Media reports are now pouring in confirming that beloved author E. Lynn Harris has passed away of cardiac arrest in Los Angeles, as first reported by Arkansas Sports 360 and confirmed by blogger Rod McCollum of Rod 2.0.
Harris, the writer of groundbreaking gay-themed novels Invisible Life and Just As I Am, was a prolific author, publishing almost one book per year since 1994. From his first mass market book in 1994 to now, his work landed him on The New York Times bestseller list nine times and was repeatedly optioned by filmmakers and studios.
At the time of his death, Harris was in Los Angeles promoting his latest novel, Basketball Jones, the story of an NBA player on the verge of coming out of the closet. This novel continued Harris' pioneering tradition of depicting the complicated lives of Black gay men in various professions, but he had a acute sense of capturing the intricacies of closeted sports figures. Since Invisible Life, originally self published in 1991, his work was immediately embraced by large demographics of readers from gay men to Black straight women and sports lovers alike.
He was at times criticized for reinforcing the narrative of the "down low," but to his fans, the novels provided a multi-dimensional look at themes of justice, emotional responsibility, as well as sexual orientation.
In addition to his presence in entertainment, Harris was in demand as a lecturer and since 2003, was a visiting professor of English at University of Arkansas, his alma mater. At the school he was welcomed by his students, Black, White, gay or straight, "They all took me just as Professor E," he is reported as saying in a 2008 interview with the University of Arkansas Press.
Throughout his career, Harris received numerous awards. His anthology Freedom in this Village won the Lambda Literary Award in 2005. He was named to Ebony Magazine's "Most Intriguing Blacks" list, Out Magazine's "Out 100" list and New York Magazine's "Gay Power 101" list. His 1998 book If This World Were Mine was nominated for an NAACP Image Award and won the James Baldwin Award for Literary Excellence. During his career, he was also awarded the Harvey Milk Honorary Diploma, The Silas Hunt Award for Outstanding Achievement and Distinguished Alumni award from the University of Arkansas at Fayetteville.

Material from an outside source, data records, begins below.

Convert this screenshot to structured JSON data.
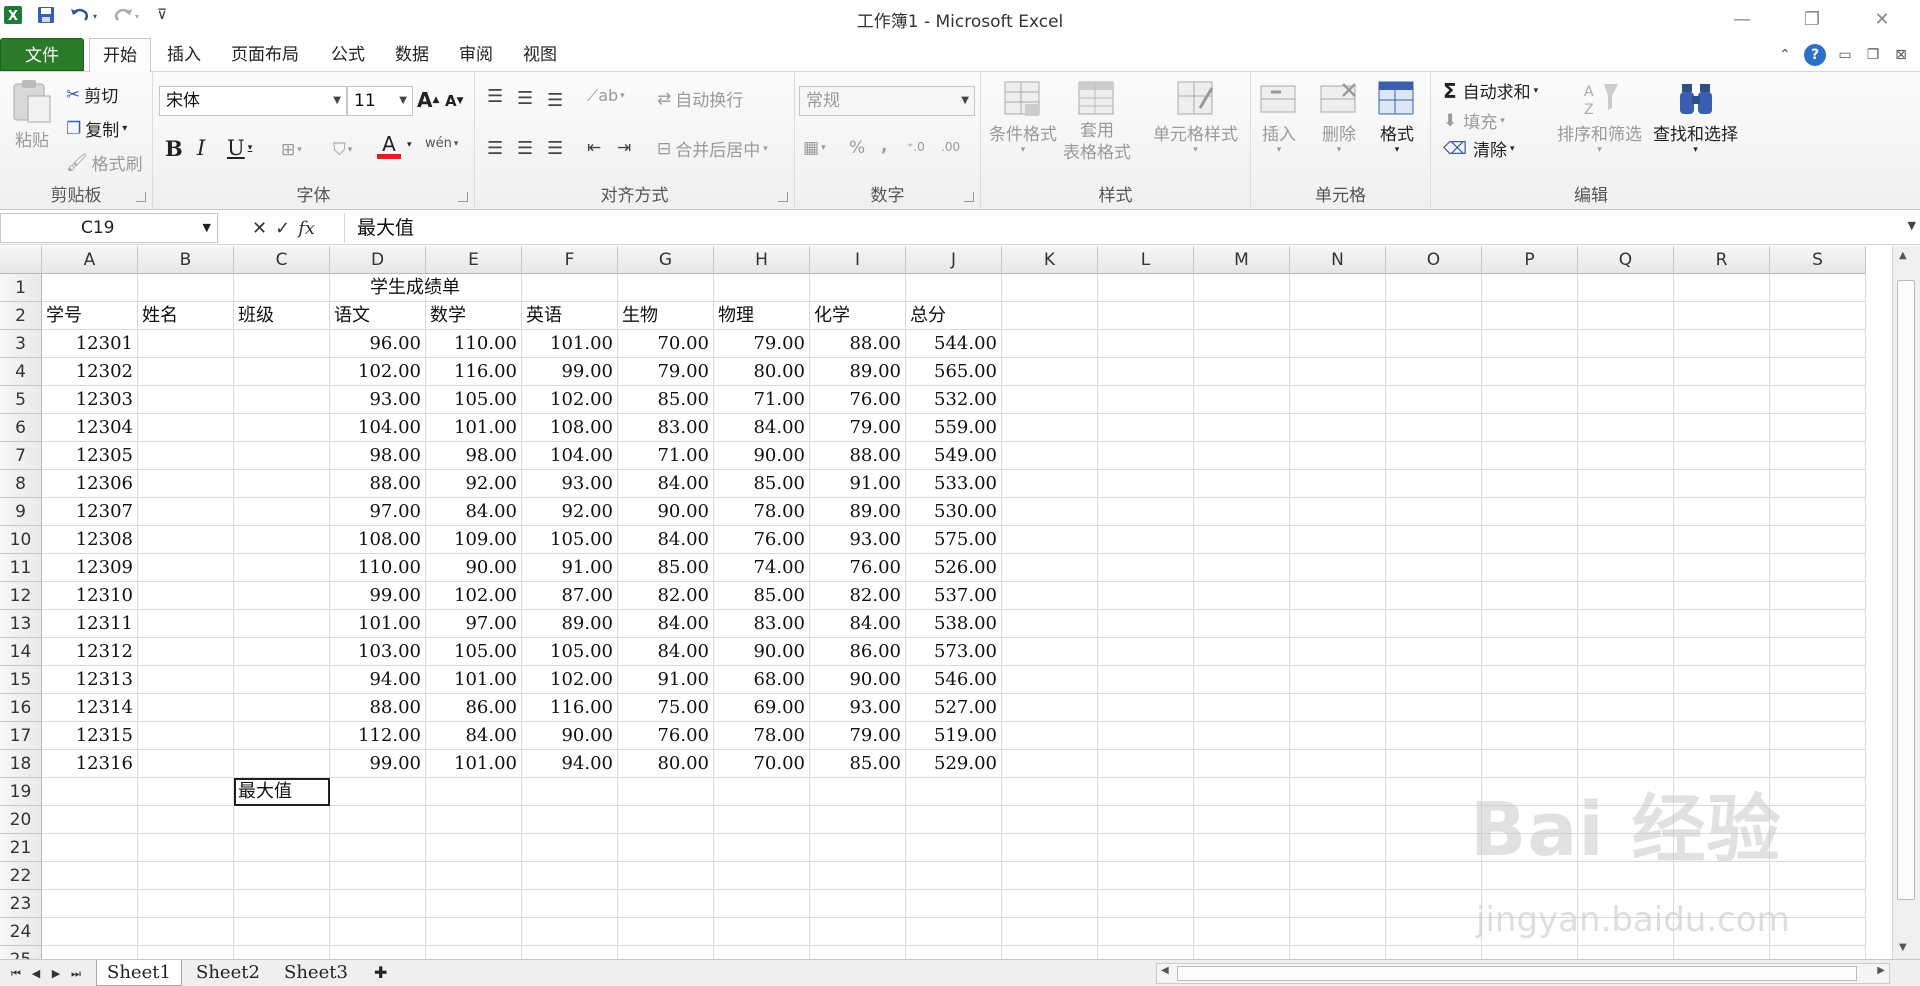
{
  "app": {
    "title": "工作簿1 - Microsoft Excel",
    "accent": "#2a7a2a"
  },
  "qat": {
    "undo_icon": "undo-icon",
    "redo_icon": "redo-icon",
    "save_icon": "save-icon",
    "excel_icon": "excel-logo-icon",
    "customize_symbol": "⊽"
  },
  "window": {
    "minimize": "—",
    "restore": "❐",
    "close": "✕"
  },
  "tabs": [
    "文件",
    "开始",
    "插入",
    "页面布局",
    "公式",
    "数据",
    "审阅",
    "视图"
  ],
  "ribbon": {
    "clipboard": {
      "label": "剪贴板",
      "paste": "粘贴",
      "cut": "剪切",
      "copy": "复制",
      "format_painter": "格式刷"
    },
    "font": {
      "label": "字体",
      "name": "宋体",
      "size": "11",
      "grow": "A",
      "shrink": "A",
      "bold": "B",
      "italic": "I",
      "underline": "U",
      "font_color_letter": "A",
      "wen": "wén",
      "font_color": "#e02020"
    },
    "alignment": {
      "label": "对齐方式",
      "wrap": "自动换行",
      "merge": "合并后居中"
    },
    "number": {
      "label": "数字",
      "format": "常规",
      "percent": "%",
      "comma": ","
    },
    "styles": {
      "label": "样式",
      "conditional": "条件格式",
      "table_line1": "套用",
      "table_line2": "表格格式",
      "cell_styles": "单元格样式"
    },
    "cells": {
      "label": "单元格",
      "insert": "插入",
      "delete": "删除",
      "format": "格式"
    },
    "editing": {
      "label": "编辑",
      "autosum": "自动求和",
      "sigma": "Σ",
      "fill": "填充",
      "clear": "清除",
      "sort": "排序和筛选",
      "find": "查找和选择"
    }
  },
  "formula_bar": {
    "name_box": "C19",
    "fx": "fx",
    "content": "最大值"
  },
  "sheet": {
    "columns": [
      "A",
      "B",
      "C",
      "D",
      "E",
      "F",
      "G",
      "H",
      "I",
      "J",
      "K",
      "L",
      "M",
      "N",
      "O",
      "P",
      "Q",
      "R",
      "S"
    ],
    "row_numbers": [
      "1",
      "2",
      "3",
      "4",
      "5",
      "6",
      "7",
      "8",
      "9",
      "10",
      "11",
      "12",
      "13",
      "14",
      "15",
      "16",
      "17",
      "18",
      "19",
      "20",
      "21",
      "22",
      "23",
      "24",
      "25"
    ],
    "title": "学生成绩单",
    "headers": [
      "学号",
      "姓名",
      "班级",
      "语文",
      "数学",
      "英语",
      "生物",
      "物理",
      "化学",
      "总分"
    ],
    "rows": [
      [
        "12301",
        "",
        "",
        "96.00",
        "110.00",
        "101.00",
        "70.00",
        "79.00",
        "88.00",
        "544.00"
      ],
      [
        "12302",
        "",
        "",
        "102.00",
        "116.00",
        "99.00",
        "79.00",
        "80.00",
        "89.00",
        "565.00"
      ],
      [
        "12303",
        "",
        "",
        "93.00",
        "105.00",
        "102.00",
        "85.00",
        "71.00",
        "76.00",
        "532.00"
      ],
      [
        "12304",
        "",
        "",
        "104.00",
        "101.00",
        "108.00",
        "83.00",
        "84.00",
        "79.00",
        "559.00"
      ],
      [
        "12305",
        "",
        "",
        "98.00",
        "98.00",
        "104.00",
        "71.00",
        "90.00",
        "88.00",
        "549.00"
      ],
      [
        "12306",
        "",
        "",
        "88.00",
        "92.00",
        "93.00",
        "84.00",
        "85.00",
        "91.00",
        "533.00"
      ],
      [
        "12307",
        "",
        "",
        "97.00",
        "84.00",
        "92.00",
        "90.00",
        "78.00",
        "89.00",
        "530.00"
      ],
      [
        "12308",
        "",
        "",
        "108.00",
        "109.00",
        "105.00",
        "84.00",
        "76.00",
        "93.00",
        "575.00"
      ],
      [
        "12309",
        "",
        "",
        "110.00",
        "90.00",
        "91.00",
        "85.00",
        "74.00",
        "76.00",
        "526.00"
      ],
      [
        "12310",
        "",
        "",
        "99.00",
        "102.00",
        "87.00",
        "82.00",
        "85.00",
        "82.00",
        "537.00"
      ],
      [
        "12311",
        "",
        "",
        "101.00",
        "97.00",
        "89.00",
        "84.00",
        "83.00",
        "84.00",
        "538.00"
      ],
      [
        "12312",
        "",
        "",
        "103.00",
        "105.00",
        "105.00",
        "84.00",
        "90.00",
        "86.00",
        "573.00"
      ],
      [
        "12313",
        "",
        "",
        "94.00",
        "101.00",
        "102.00",
        "91.00",
        "68.00",
        "90.00",
        "546.00"
      ],
      [
        "12314",
        "",
        "",
        "88.00",
        "86.00",
        "116.00",
        "75.00",
        "69.00",
        "93.00",
        "527.00"
      ],
      [
        "12315",
        "",
        "",
        "112.00",
        "84.00",
        "90.00",
        "76.00",
        "78.00",
        "79.00",
        "519.00"
      ],
      [
        "12316",
        "",
        "",
        "99.00",
        "101.00",
        "94.00",
        "80.00",
        "70.00",
        "85.00",
        "529.00"
      ]
    ],
    "c19": "最大值"
  },
  "sheet_tabs": [
    "Sheet1",
    "Sheet2",
    "Sheet3"
  ],
  "watermark": {
    "brand": "Bai 经验",
    "url": "jingyan.baidu.com"
  }
}
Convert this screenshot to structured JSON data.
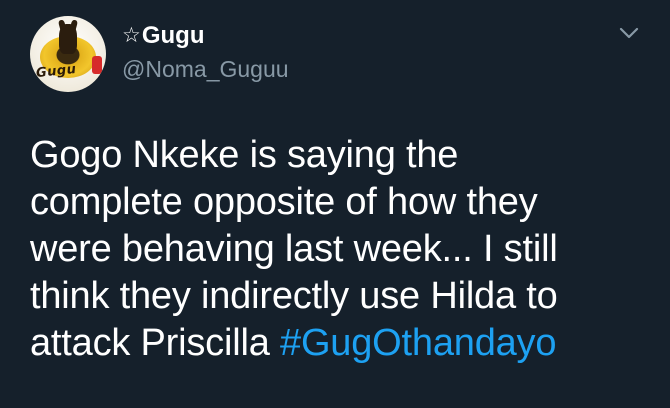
{
  "tweet": {
    "display_name_star": "☆",
    "display_name": "Gugu",
    "handle": "@Noma_Guguu",
    "avatar_text": "Gugu",
    "lines": [
      "Gogo Nkeke is saying the",
      "complete opposite of how they",
      "were behaving last week... I still",
      "think they indirectly use Hilda to",
      "attack Priscilla "
    ],
    "hashtag": "#GugOthandayo"
  },
  "icons": {
    "menu": "chevron-down-icon"
  },
  "colors": {
    "background": "#15202b",
    "text": "#ffffff",
    "secondary": "#8899a6",
    "link": "#1da1f2"
  }
}
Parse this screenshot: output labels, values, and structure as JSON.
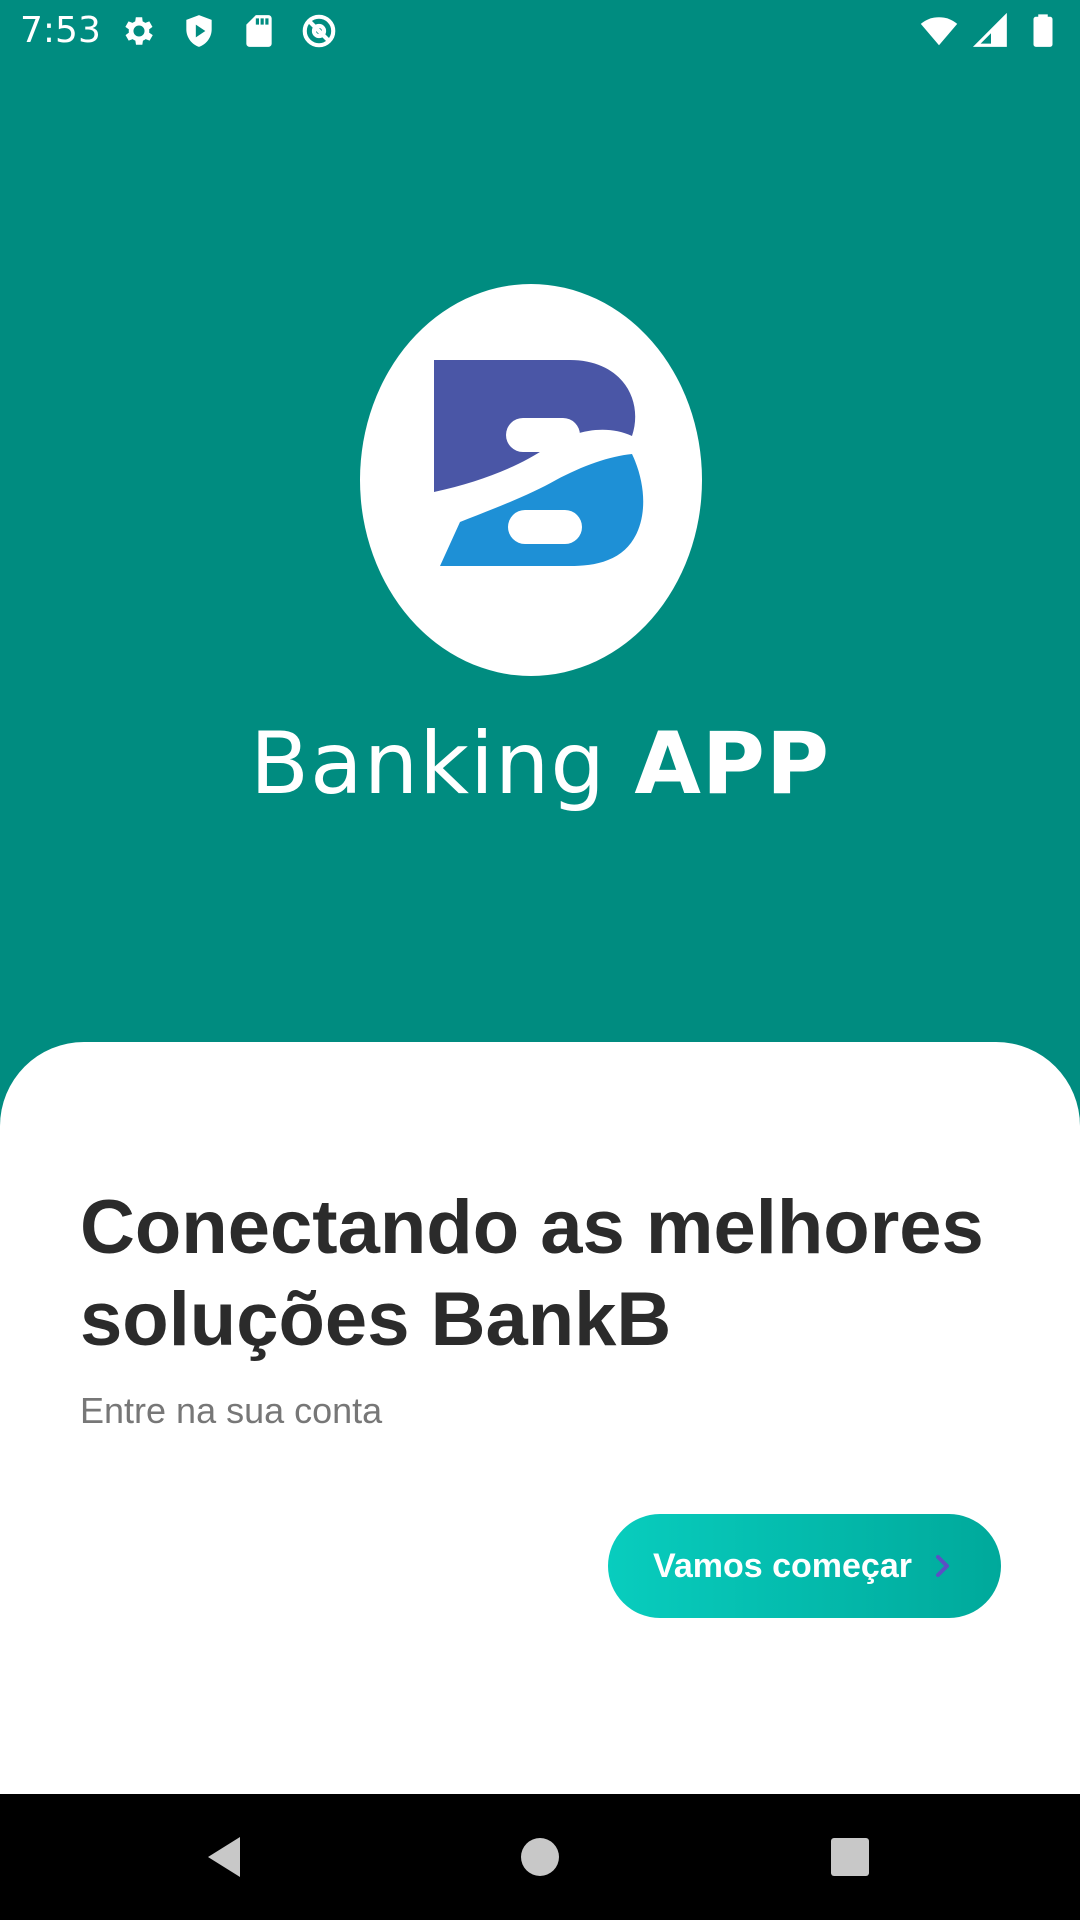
{
  "status_bar": {
    "time": "7:53",
    "left_icons": [
      "settings-icon",
      "play-protect-icon",
      "sd-card-icon",
      "at-sign-icon"
    ],
    "right_icons": [
      "wifi-icon",
      "signal-icon",
      "battery-icon"
    ]
  },
  "brand": {
    "logo_icon": "bankb-logo",
    "name_light": "Banking",
    "name_bold": "APP",
    "colors": {
      "background": "#008C80",
      "logo_top": "#4A56A6",
      "logo_bottom": "#1E90D6"
    }
  },
  "welcome": {
    "headline": "Conectando as melhores soluções BankB",
    "subtitle": "Entre na sua conta",
    "cta_label": "Vamos começar",
    "cta_icon": "chevron-right-icon",
    "colors": {
      "cta_start": "#08CDBE",
      "cta_end": "#00A99B",
      "headline": "#2B2B2B",
      "subtitle": "#777777"
    }
  },
  "nav_bar": {
    "buttons": [
      "back-icon",
      "home-icon",
      "recents-icon"
    ]
  }
}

His enduring legacy will be his tradition of writing honestly and poignantly about subjects that, before him, were not placed atop mainstream bookshelves. With his visibility and public profile, he elevated the voices and stories of black gay men in the media. The world of fiction and the gay community has lost a pioneering voice and a gifted storyteller.